> **WHAT TO WORK ON**
Return the entries below in their exact form, leaving the pictures out.

---------- DATA PROVIDED ----------

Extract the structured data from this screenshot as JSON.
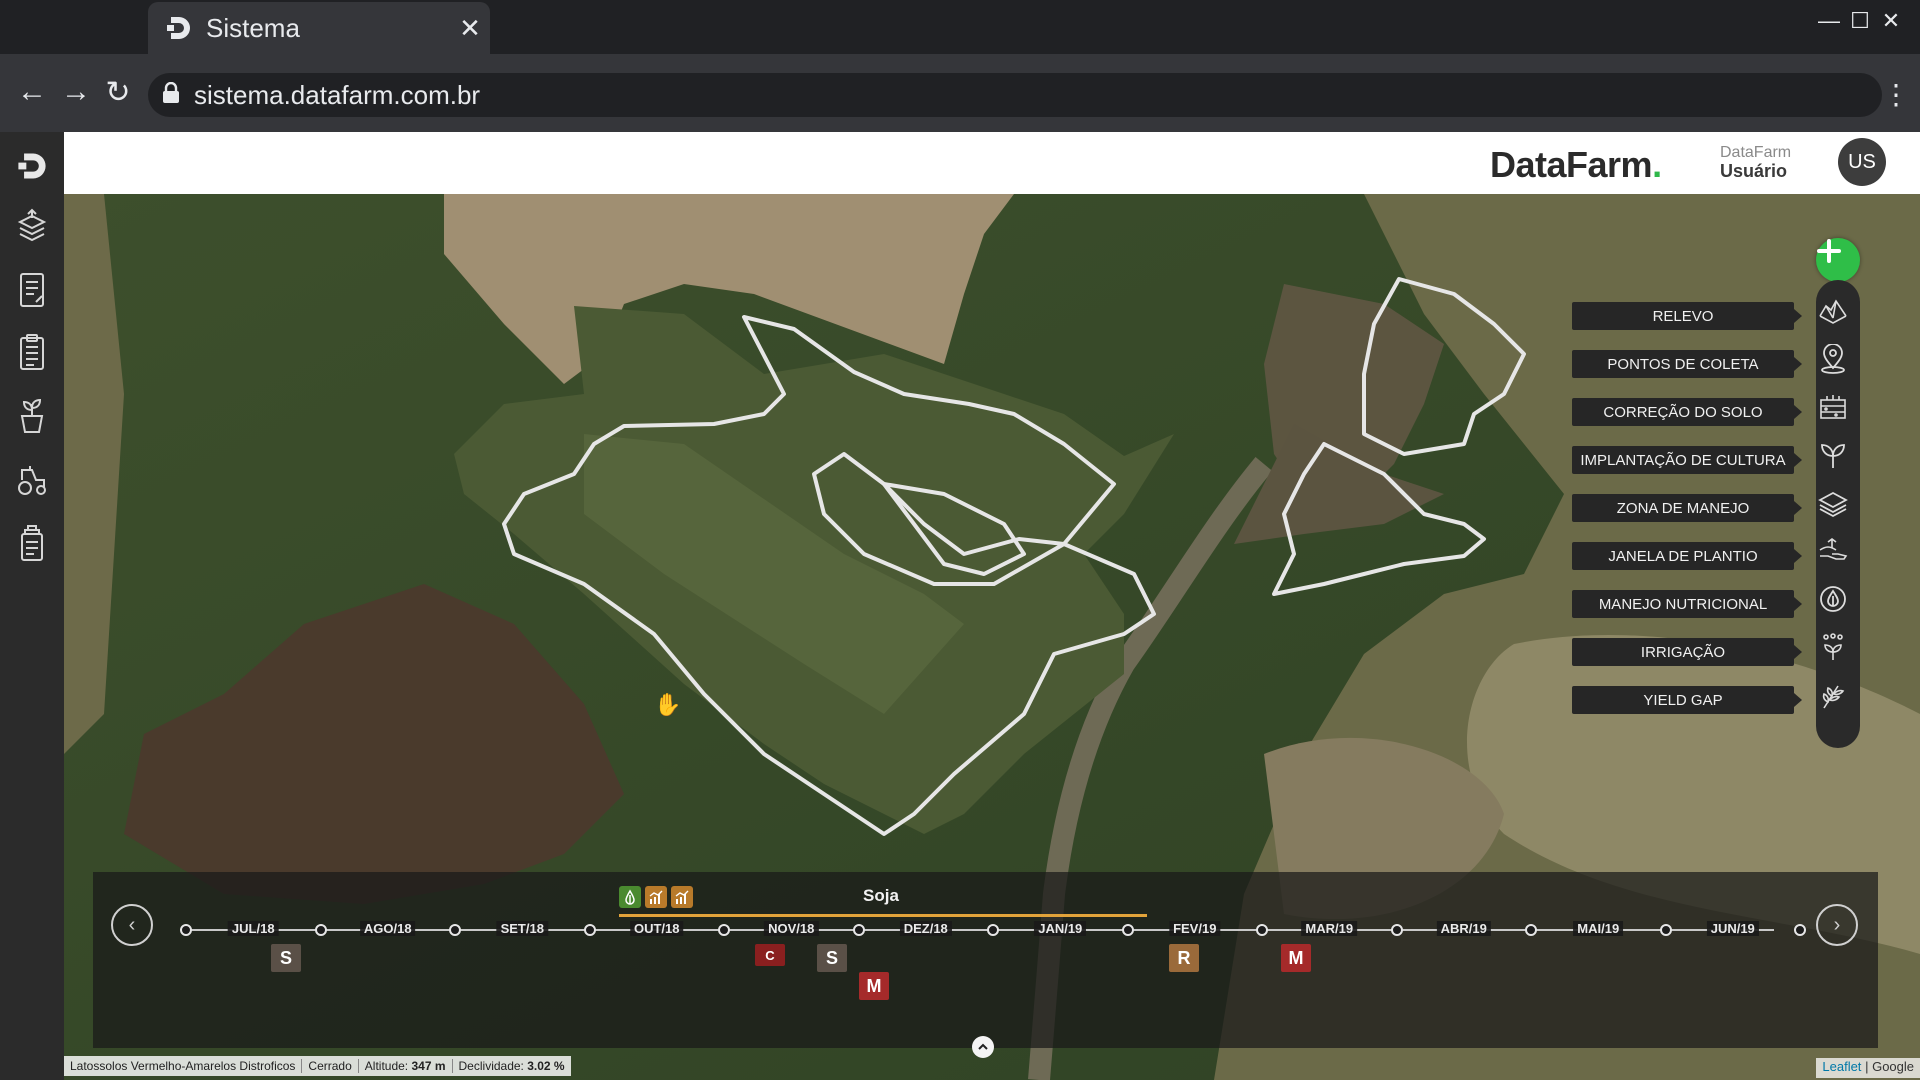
{
  "browser": {
    "tab_title": "Sistema",
    "url": "sistema.datafarm.com.br"
  },
  "sidebar": {
    "items": [
      {
        "icon": "datafarm-logo-icon"
      },
      {
        "icon": "layers-stack-icon"
      },
      {
        "icon": "report-edit-icon"
      },
      {
        "icon": "clipboard-list-icon"
      },
      {
        "icon": "plant-cup-icon"
      },
      {
        "icon": "tractor-icon"
      },
      {
        "icon": "document-stack-icon"
      }
    ]
  },
  "header": {
    "logo_text": "DataFarm",
    "logo_dot": ".",
    "company": "DataFarm",
    "user": "Usuário",
    "avatar": "US"
  },
  "layers": {
    "items": [
      {
        "label": "RELEVO",
        "icon": "relief-icon"
      },
      {
        "label": "PONTOS DE COLETA",
        "icon": "location-pin-icon"
      },
      {
        "label": "CORREÇÃO DO SOLO",
        "icon": "soil-correction-icon"
      },
      {
        "label": "IMPLANTAÇÃO DE CULTURA",
        "icon": "seedling-icon"
      },
      {
        "label": "ZONA DE MANEJO",
        "icon": "layers-icon"
      },
      {
        "label": "JANELA DE PLANTIO",
        "icon": "planting-hand-icon"
      },
      {
        "label": "MANEJO NUTRICIONAL",
        "icon": "nutrient-drop-icon"
      },
      {
        "label": "IRRIGAÇÃO",
        "icon": "irrigation-icon"
      },
      {
        "label": "YIELD GAP",
        "icon": "yield-plant-icon"
      }
    ],
    "accent": "#2fbe48"
  },
  "timeline": {
    "crop": "Soja",
    "months": [
      "JUL/18",
      "AGO/18",
      "SET/18",
      "OUT/18",
      "NOV/18",
      "DEZ/18",
      "JAN/19",
      "FEV/19",
      "MAR/19",
      "ABR/19",
      "MAI/19",
      "JUN/19"
    ],
    "events": [
      {
        "label": "S",
        "color": "#5a5047"
      },
      {
        "label": "C",
        "color": "#8a1f1f"
      },
      {
        "label": "S",
        "color": "#5a5047"
      },
      {
        "label": "M",
        "color": "#a52a2a"
      },
      {
        "label": "R",
        "color": "#9a6a3a"
      },
      {
        "label": "M",
        "color": "#a52a2a"
      }
    ]
  },
  "status": {
    "soil": "Latossolos Vermelho-Amarelos Distroficos",
    "biome": "Cerrado",
    "altitude_label": "Altitude:",
    "altitude": "347 m",
    "slope_label": "Declividade:",
    "slope": "3.02 %"
  },
  "attribution": {
    "leaflet": "Leaflet",
    "separator": "|",
    "google": "Google"
  }
}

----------

> **EXERCISE RESULT**
Extract the structured data from this screenshot as JSON.
{
  "browser": {
    "tab_title": "Sistema",
    "url": "sistema.datafarm.com.br"
  },
  "sidebar": {
    "items": [
      {
        "icon": "datafarm-logo-icon"
      },
      {
        "icon": "layers-stack-icon"
      },
      {
        "icon": "report-edit-icon"
      },
      {
        "icon": "clipboard-list-icon"
      },
      {
        "icon": "plant-cup-icon"
      },
      {
        "icon": "tractor-icon"
      },
      {
        "icon": "document-stack-icon"
      }
    ]
  },
  "header": {
    "logo_text": "DataFarm",
    "logo_dot": ".",
    "company": "DataFarm",
    "user": "Usuário",
    "avatar": "US"
  },
  "layers": {
    "items": [
      {
        "label": "RELEVO",
        "icon": "relief-icon"
      },
      {
        "label": "PONTOS DE COLETA",
        "icon": "location-pin-icon"
      },
      {
        "label": "CORREÇÃO DO SOLO",
        "icon": "soil-correction-icon"
      },
      {
        "label": "IMPLANTAÇÃO DE CULTURA",
        "icon": "seedling-icon"
      },
      {
        "label": "ZONA DE MANEJO",
        "icon": "layers-icon"
      },
      {
        "label": "JANELA DE PLANTIO",
        "icon": "planting-hand-icon"
      },
      {
        "label": "MANEJO NUTRICIONAL",
        "icon": "nutrient-drop-icon"
      },
      {
        "label": "IRRIGAÇÃO",
        "icon": "irrigation-icon"
      },
      {
        "label": "YIELD GAP",
        "icon": "yield-plant-icon"
      }
    ],
    "accent": "#2fbe48"
  },
  "timeline": {
    "crop": "Soja",
    "months": [
      "JUL/18",
      "AGO/18",
      "SET/18",
      "OUT/18",
      "NOV/18",
      "DEZ/18",
      "JAN/19",
      "FEV/19",
      "MAR/19",
      "ABR/19",
      "MAI/19",
      "JUN/19"
    ],
    "events": [
      {
        "label": "S",
        "color": "#5a5047"
      },
      {
        "label": "C",
        "color": "#8a1f1f"
      },
      {
        "label": "S",
        "color": "#5a5047"
      },
      {
        "label": "M",
        "color": "#a52a2a"
      },
      {
        "label": "R",
        "color": "#9a6a3a"
      },
      {
        "label": "M",
        "color": "#a52a2a"
      }
    ]
  },
  "status": {
    "soil": "Latossolos Vermelho-Amarelos Distroficos",
    "biome": "Cerrado",
    "altitude_label": "Altitude:",
    "altitude": "347 m",
    "slope_label": "Declividade:",
    "slope": "3.02 %"
  },
  "attribution": {
    "leaflet": "Leaflet",
    "separator": "|",
    "google": "Google"
  }
}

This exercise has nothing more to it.